Energy efficiency: Relieving the funding burden


    The ESCO is not only responsible for the construction but also for the operation and maintenance of the facility at a predetermined and guaranteed price

    Supplying energy for sustainable economic development is an objective shared by developed and developing countries alike, although the urgency is particularly great in the developing world, where large populations do not have access to modern energy services such as electricity and instead rely on traditional and often unsustainable energy sources such as fuel wood.

    Demand for global energy services to support economic growth has been growing significantly and so does the fuel share of CO2 emissions. The increased CO2 emissions from 15,637 MtCo2 in 1973 to 31,734 MtCO2 in 2012 (IEA 2014) tells the story of anthropogenic induced emissions in the world atmosphere. Recent events of Beijing red alert in last December and massive pollution level in Delhi call for a drastic change in our energy practices mainly dominated by fossil fuels.

    There are two options available to meet the increased demand for energy; one way is to supply more and more energy to meet the ever increasing energy demand and other way is to reduce the energy demand by improving energy end-use and supply efficiencies so that saved energy can meet increased part of energy demand.

    The first one is conventional energy management and second one is energy efficiency. Clearly, both approaches are needed. However, of the two, only energy efficiency can generate nearly immediate results with existing technology and proven policies and do so while generating strong financial returns that exceed those from investments in conventional energy supply. Simply increasing conventional energy supply is not a viable option because continued reliance on the predominant energy source, fossil fuel, exacerbates energy insecurity and raises serious environmental concerns, especially related to climate change.

    The world at this moment needs rapid transformation in its global energy system and fortunately energy transformation presents a historic opportunity for developed and developing countries alike. Realizing the fact that the costs of inaction are far greater than the costs of action, the world needs to grab every possible chance and the best opportunity is to use energy more efficiently.

    Energy efficiency represents the cheapest and surest means of curbing carbon emissions and saving money for other productive uses. Promoting this low-cost, high-impact “energy source”, the world-wide energy demand can be significantly reduced and this in turn will avoid additional exploitation of emission prone fossil fuel sources.

    The idea of energy efficiency is not new. By the end of 19th century, all developed countries became dependent on energy for their industrial activities. As coal, oil and gas were abundantly available at a low price, availability and the costs of these energy sources were not an issue in the beginning. But with oil crisis in 1970s and consequent rise in fuel cost initiated an interest in energy conservation. At the same time, the rapport of the Club of Rome in 1972 raised questions about the limits of growth and the effect of economic growth on the climate. The 70’s were therefore a starting point for worldwide experimenting with energy efficiency.
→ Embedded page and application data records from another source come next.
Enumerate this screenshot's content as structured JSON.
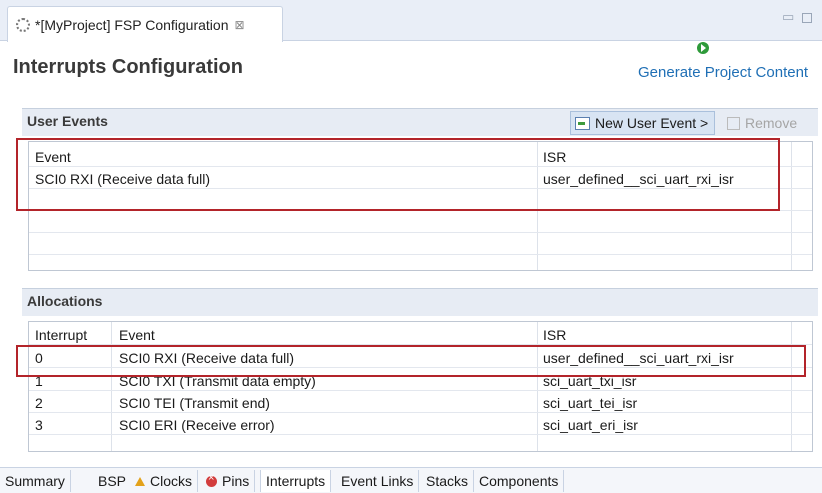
{
  "editor_tab": {
    "title": "*[MyProject] FSP Configuration",
    "close": "⊠"
  },
  "header": {
    "title": "Interrupts Configuration",
    "generate_label": "Generate Project Content"
  },
  "user_events": {
    "title": "User Events",
    "new_button": "New User Event >",
    "remove_button": "Remove",
    "columns": [
      "Event",
      "ISR"
    ],
    "rows": [
      {
        "event": "SCI0 RXI (Receive data full)",
        "isr": "user_defined__sci_uart_rxi_isr"
      }
    ]
  },
  "allocations": {
    "title": "Allocations",
    "columns": [
      "Interrupt",
      "Event",
      "ISR"
    ],
    "rows": [
      {
        "interrupt": "0",
        "event": "SCI0 RXI (Receive data full)",
        "isr": "user_defined__sci_uart_rxi_isr"
      },
      {
        "interrupt": "1",
        "event": "SCI0 TXI (Transmit data empty)",
        "isr": "sci_uart_txi_isr"
      },
      {
        "interrupt": "2",
        "event": "SCI0 TEI (Transmit end)",
        "isr": "sci_uart_tei_isr"
      },
      {
        "interrupt": "3",
        "event": "SCI0 ERI (Receive error)",
        "isr": "sci_uart_eri_isr"
      }
    ]
  },
  "bottom_tabs": [
    "Summary",
    "BSP",
    "Clocks",
    "Pins",
    "Interrupts",
    "Event Links",
    "Stacks",
    "Components"
  ],
  "colors": {
    "accent": "#1f6fb5",
    "highlight": "#b3242a",
    "warning": "#e3a21a",
    "error": "#d23c3c"
  }
}
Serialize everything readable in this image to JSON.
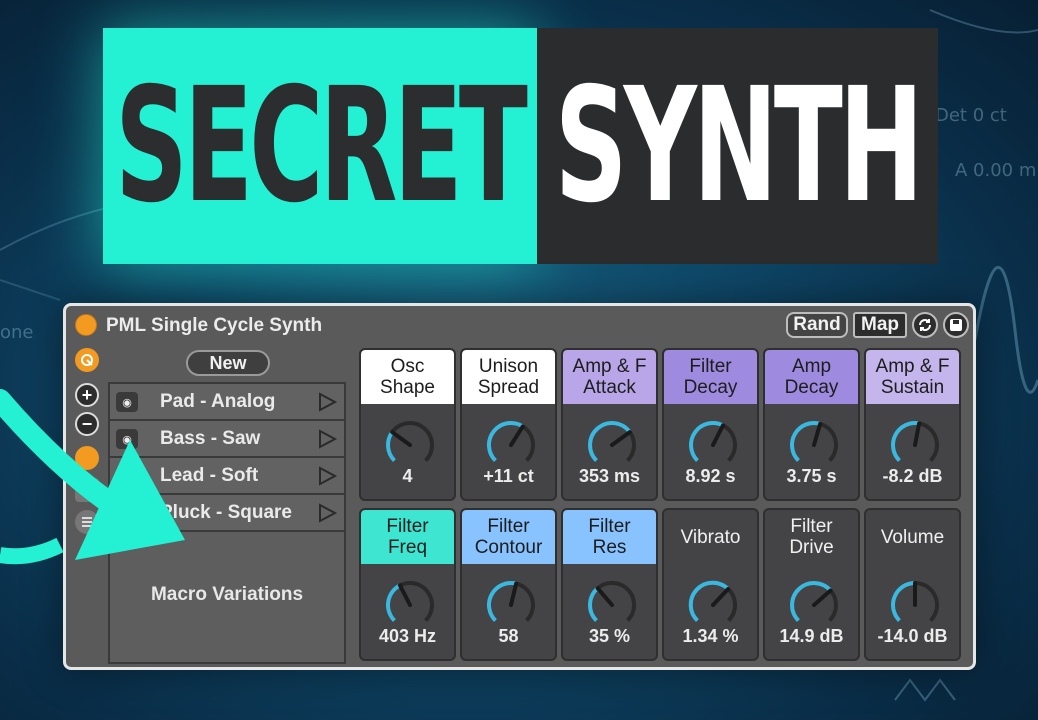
{
  "banner": {
    "word_left": "SECRET",
    "word_right": "SYNTH"
  },
  "background_text": [
    "Det 0 ct",
    "A 0.00 m",
    "one"
  ],
  "device": {
    "title": "PML Single Cycle Synth",
    "buttons": {
      "rand": "Rand",
      "map": "Map"
    },
    "new_label": "New",
    "side_buttons": {
      "plus": "+",
      "minus": "−"
    },
    "presets": [
      {
        "label": "Pad - Analog"
      },
      {
        "label": "Bass - Saw"
      },
      {
        "label": "Lead - Soft"
      },
      {
        "label": "Pluck - Square"
      }
    ],
    "macro_label": "Macro Variations",
    "knobs": [
      {
        "name": "Osc\nShape",
        "value": "4",
        "level": 0.3,
        "header_color": "#ffffff",
        "text_color": "#1d1d1d"
      },
      {
        "name": "Unison\nSpread",
        "value": "+11 ct",
        "level": 0.62,
        "header_color": "#ffffff",
        "text_color": "#1d1d1d"
      },
      {
        "name": "Amp & F\nAttack",
        "value": "353 ms",
        "level": 0.7,
        "header_color": "#b8a6e8",
        "text_color": "#1d1d1d"
      },
      {
        "name": "Filter\nDecay",
        "value": "8.92 s",
        "level": 0.6,
        "header_color": "#9e8be0",
        "text_color": "#1d1d1d"
      },
      {
        "name": "Amp\nDecay",
        "value": "3.75 s",
        "level": 0.56,
        "header_color": "#9e8be0",
        "text_color": "#1d1d1d"
      },
      {
        "name": "Amp & F\nSustain",
        "value": "-8.2 dB",
        "level": 0.54,
        "header_color": "#c4b6ec",
        "text_color": "#1d1d1d"
      },
      {
        "name": "Filter\nFreq",
        "value": "403 Hz",
        "level": 0.4,
        "header_color": "#3ee6d2",
        "text_color": "#1d1d1d"
      },
      {
        "name": "Filter\nContour",
        "value": "58",
        "level": 0.55,
        "header_color": "#88c3ff",
        "text_color": "#1d1d1d"
      },
      {
        "name": "Filter\nRes",
        "value": "35 %",
        "level": 0.35,
        "header_color": "#88c3ff",
        "text_color": "#1d1d1d"
      },
      {
        "name": "Vibrato",
        "value": "1.34 %",
        "level": 0.66,
        "header_color": "#444446",
        "text_color": "#f0f0f0"
      },
      {
        "name": "Filter\nDrive",
        "value": "14.9 dB",
        "level": 0.68,
        "header_color": "#444446",
        "text_color": "#f0f0f0"
      },
      {
        "name": "Volume",
        "value": "-14.0 dB",
        "level": 0.5,
        "header_color": "#444446",
        "text_color": "#f0f0f0"
      }
    ]
  },
  "colors": {
    "accent_cyan": "#24f0d4",
    "knob_arc": "#3ab8e0",
    "power": "#f39a21"
  }
}
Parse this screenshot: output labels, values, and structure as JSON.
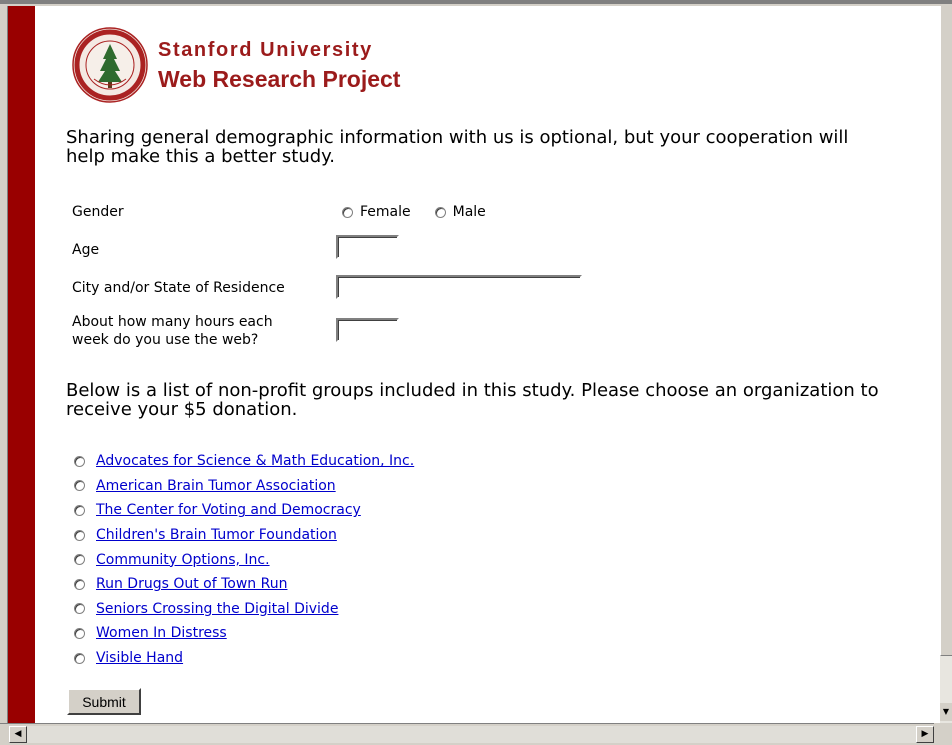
{
  "header": {
    "brand_line1": "Stanford University",
    "brand_line2": "Web Research Project",
    "seal_text": "LELAND STANFORD JUNIOR UNIVERSITY"
  },
  "intro": {
    "text": "Sharing general demographic information with us is optional, but your cooperation will help make this a better study."
  },
  "demographics": {
    "gender_label": "Gender",
    "gender_options": [
      "Female",
      "Male"
    ],
    "age_label": "Age",
    "age_value": "",
    "city_label": "City and/or State of Residence",
    "city_value": "",
    "hours_label_line1": "About how many hours each",
    "hours_label_line2": "week do you use the web?",
    "hours_value": ""
  },
  "organizations": {
    "intro": "Below is a list of non-profit groups included in this study. Please choose an organization to receive your $5 donation.",
    "items": [
      "Advocates for Science & Math Education, Inc.",
      "American Brain Tumor Association",
      "The Center for Voting and Democracy",
      "Children's Brain Tumor Foundation",
      "Community Options, Inc.",
      "Run Drugs Out of Town Run",
      "Seniors Crossing the Digital Divide",
      "Women In Distress",
      "Visible Hand"
    ]
  },
  "submit_label": "Submit",
  "colors": {
    "accent_bar": "#990000",
    "brand_text": "#9b1b1b",
    "link": "#0000cc"
  }
}
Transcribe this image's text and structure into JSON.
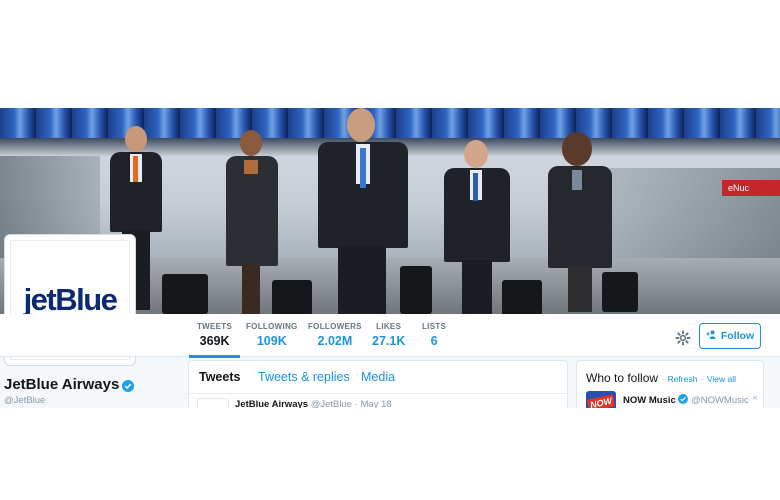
{
  "profile": {
    "display_name": "JetBlue Airways",
    "handle": "@JetBlue",
    "avatar_logo_text": "jetBlue",
    "banner_sign_text": "eNuc"
  },
  "stats": [
    {
      "label": "TWEETS",
      "value": "369K"
    },
    {
      "label": "FOLLOWING",
      "value": "109K"
    },
    {
      "label": "FOLLOWERS",
      "value": "2.02M"
    },
    {
      "label": "LIKES",
      "value": "27.1K"
    },
    {
      "label": "LISTS",
      "value": "6"
    }
  ],
  "actions": {
    "follow_label": "Follow"
  },
  "timeline": {
    "tabs": [
      "Tweets",
      "Tweets & replies",
      "Media"
    ],
    "tweet": {
      "name": "JetBlue Airways",
      "handle": "@JetBlue",
      "separator": "·",
      "date": "May 18"
    }
  },
  "who_to_follow": {
    "title": "Who to follow",
    "separator": "·",
    "refresh_label": "Refresh",
    "view_all_label": "View all",
    "suggestion": {
      "name": "NOW Music",
      "handle": "@NOWMusic",
      "thumb_text": "NOW"
    },
    "close_glyph": "×"
  },
  "colors": {
    "accent": "#1b95e0",
    "brand_navy": "#0b2a72",
    "verified_blue": "#1da1f2"
  },
  "icons": [
    "gear-icon",
    "add-user-icon",
    "verified-icon",
    "close-icon"
  ]
}
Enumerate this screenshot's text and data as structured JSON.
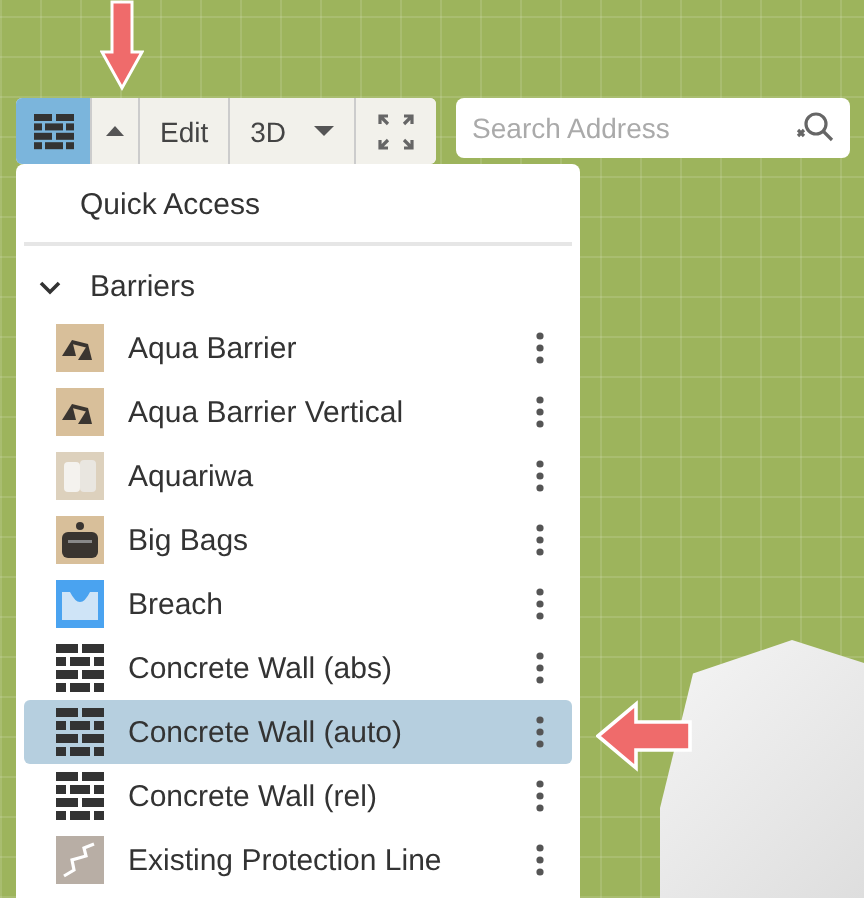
{
  "toolbar": {
    "buttons": [
      {
        "kind": "wall",
        "selected": true
      },
      {
        "kind": "caret-up",
        "selected": false
      },
      {
        "kind": "text",
        "label": "Edit",
        "selected": false
      },
      {
        "kind": "dropdown",
        "label": "3D",
        "selected": false
      },
      {
        "kind": "expand",
        "selected": false
      }
    ],
    "search": {
      "placeholder": "Search Address"
    }
  },
  "menu": {
    "quick_access": "Quick Access",
    "group": {
      "label": "Barriers",
      "expanded": true,
      "items": [
        {
          "label": "Aqua Barrier",
          "kind": "aqua",
          "selected": false
        },
        {
          "label": "Aqua Barrier Vertical",
          "kind": "aqua",
          "selected": false
        },
        {
          "label": "Aquariwa",
          "kind": "tube",
          "selected": false
        },
        {
          "label": "Big Bags",
          "kind": "bag",
          "selected": false
        },
        {
          "label": "Breach",
          "kind": "breach",
          "selected": false
        },
        {
          "label": "Concrete Wall (abs)",
          "kind": "wall",
          "selected": false
        },
        {
          "label": "Concrete Wall (auto)",
          "kind": "wall",
          "selected": true
        },
        {
          "label": "Concrete Wall (rel)",
          "kind": "wall",
          "selected": false
        },
        {
          "label": "Existing Protection Line",
          "kind": "line",
          "selected": false
        }
      ]
    }
  }
}
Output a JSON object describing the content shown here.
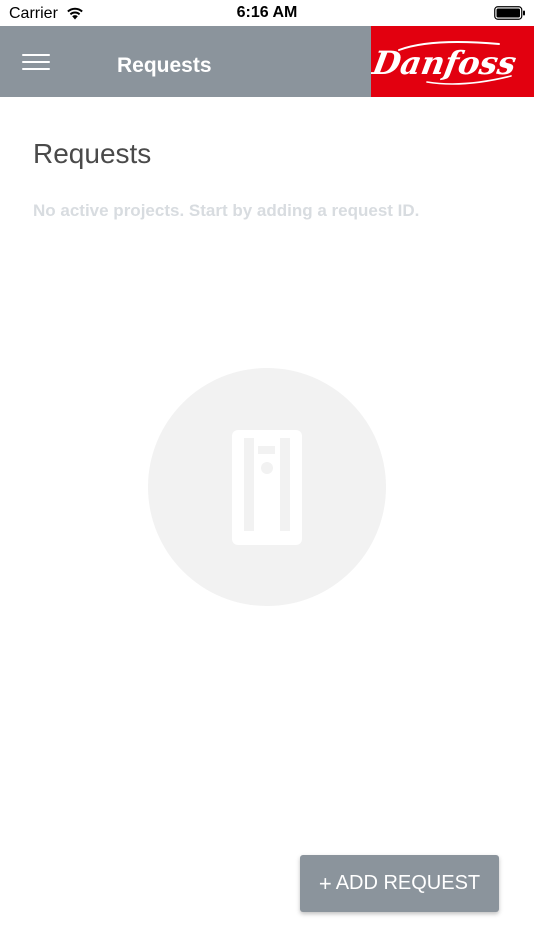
{
  "status_bar": {
    "carrier": "Carrier",
    "time": "6:16 AM",
    "wifi_icon": "wifi-icon",
    "battery_icon": "battery-full-icon"
  },
  "header": {
    "title": "Requests",
    "menu_icon": "hamburger-menu-icon",
    "logo_text": "Danfoss",
    "logo_color": "#e2000f",
    "background_color": "#8b949c"
  },
  "main": {
    "page_title": "Requests",
    "empty_message": "No active projects. Start by adding a request ID.",
    "illustration_icon": "drive-device-icon"
  },
  "actions": {
    "add_request_icon": "+",
    "add_request_label": "ADD REQUEST"
  }
}
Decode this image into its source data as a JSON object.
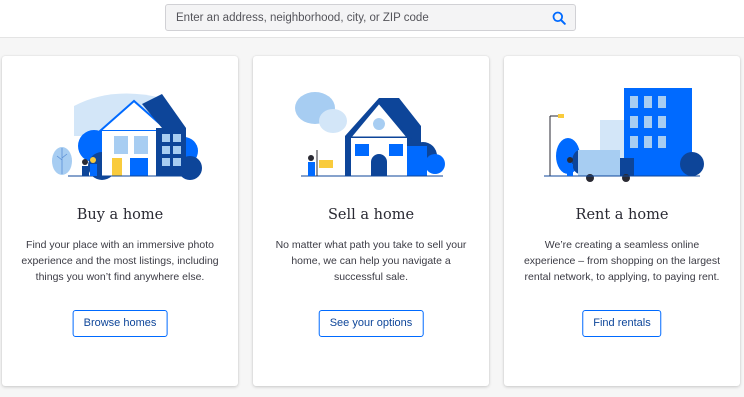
{
  "search": {
    "placeholder": "Enter an address, neighborhood, city, or ZIP code",
    "icon": "search-icon"
  },
  "colors": {
    "accent": "#006aff",
    "dark_blue": "#0d4599",
    "light_blue": "#a7cdf2",
    "yellow": "#f9cb3c"
  },
  "cards": [
    {
      "title": "Buy a home",
      "description": "Find your place with an immersive photo experience and the most listings, including things you won’t find anywhere else.",
      "button": "Browse homes",
      "illustration": "house-with-people-illustration"
    },
    {
      "title": "Sell a home",
      "description": "No matter what path you take to sell your home, we can help you navigate a successful sale.",
      "button": "See your options",
      "illustration": "house-with-sign-illustration"
    },
    {
      "title": "Rent a home",
      "description": "We’re creating a seamless online experience – from shopping on the largest rental network, to applying, to paying rent.",
      "button": "Find rentals",
      "illustration": "apartment-with-truck-illustration"
    }
  ]
}
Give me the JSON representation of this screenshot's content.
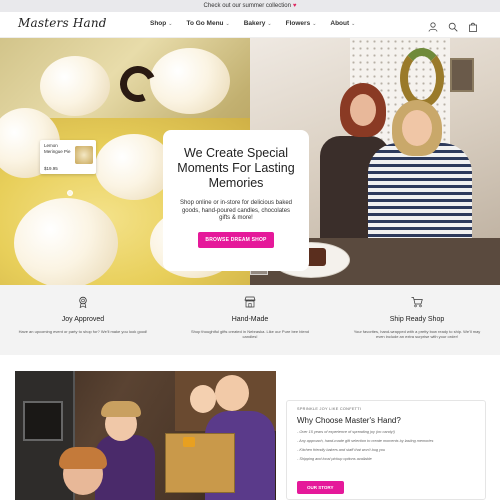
{
  "announcement": {
    "text": "Check out our summer collection",
    "icon": "heart"
  },
  "header": {
    "logo": "Masters Hand",
    "nav": [
      {
        "label": "Shop"
      },
      {
        "label": "To Go Menu"
      },
      {
        "label": "Bakery"
      },
      {
        "label": "Flowers"
      },
      {
        "label": "About"
      }
    ],
    "icons": [
      "account-icon",
      "search-icon",
      "cart-icon"
    ]
  },
  "hero": {
    "title": "We Create Special Moments For Lasting Memories",
    "subtitle": "Shop online or in-store for delicious baked goods, hand-poured candles, chocolates gifts & more!",
    "cta": "BROWSE DREAM SHOP",
    "product_tag": {
      "name": "Lemon Meringue Pie",
      "price": "$19.95"
    }
  },
  "features": [
    {
      "icon": "award-icon",
      "title": "Joy Approved",
      "desc": "Have an upcoming event or party to shop for? We'll make you look good!"
    },
    {
      "icon": "shop-icon",
      "title": "Hand-Made",
      "desc": "Shop thoughtful gifts created in Nebraska. Like our Pure bee blend candles!"
    },
    {
      "icon": "cart-icon",
      "title": "Ship Ready Shop",
      "desc": "Your favorites, hand-wrapped with a pretty bow ready to ship. We'll may even include an extra surprise with your order!"
    }
  ],
  "story": {
    "eyebrow": "SPRINKLE JOY LIKE CONFETTI",
    "title": "Why Choose Master's Hand?",
    "bullets": [
      "- Over 15 years of experience of spreading joy (no candy!)",
      "- Any approach, hand-made gift selection to create moments by lasting memories",
      "- Kitchen friendly bakers and staff that won't bug you",
      "- Shipping and local pickup options available"
    ],
    "button": "OUR STORY"
  },
  "colors": {
    "accent": "#e5199a",
    "announcement_bg": "#e9e9ec",
    "feature_bg": "#f3f3f3"
  }
}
    Since then various approaches have been tried in the field of energy services focusing on the efficiency measures. For the people who know business, energy efficiency never is an attractive business option to invest. Investment in other sector yields much more profit compared to the monetary return from energy efficiency projects.

    Thus funding has always been an issue while undertaking energy efficiency projects.  Low and subsidized energy price (e.g. fuel and electricity tariff) in many countries are other hindrances while judging savings on EE investments. Low total energy cost as percentage of total operating cost is also a factor that demotivates energy saving in production business.

    Hence the need for a new concept was felt where investment does not come as a burden to EE implementation and fund is made available within the box. Energy Contracting (and ESCO) is such a concept that relieves the funding burden as it provides financing opportunities to the energy efficiency projects through the energy savings. Energy contracting (EC) concept shifts the focus away from the sale of the units of final energy (like fuel or electricity) towards the desired benefits and services derived from the use of the energy. The EC model aims at providing useful energy or energy savings at minimal project cycle cost to the end user and it achieves environmental benefits due to the associated energy and emission savings.

    Energy contracting (EC) models provide an instrument to optimize life-cycle performance, including the operational phase of the energy system.

    The ESCO is not only responsible for the construction but also for the operation and maintenance of the facility at a predetermined and guaranteed price. Thus the ESCO has an inherent interest in taking good care of quality assurance at the construction site, optimizing the operation and performing proper maintenance.

    Nepal does not have energy contracting and ESCO practices so far like those in mature energy markets of the world, but it is not late to start it by now. However, it will be beneficial to Nepal to focus on energy efficiency in supply side rather than in the demand side, and the reason is obvious.


    The writer is an energy expert

    Source :  The Himalayan Times.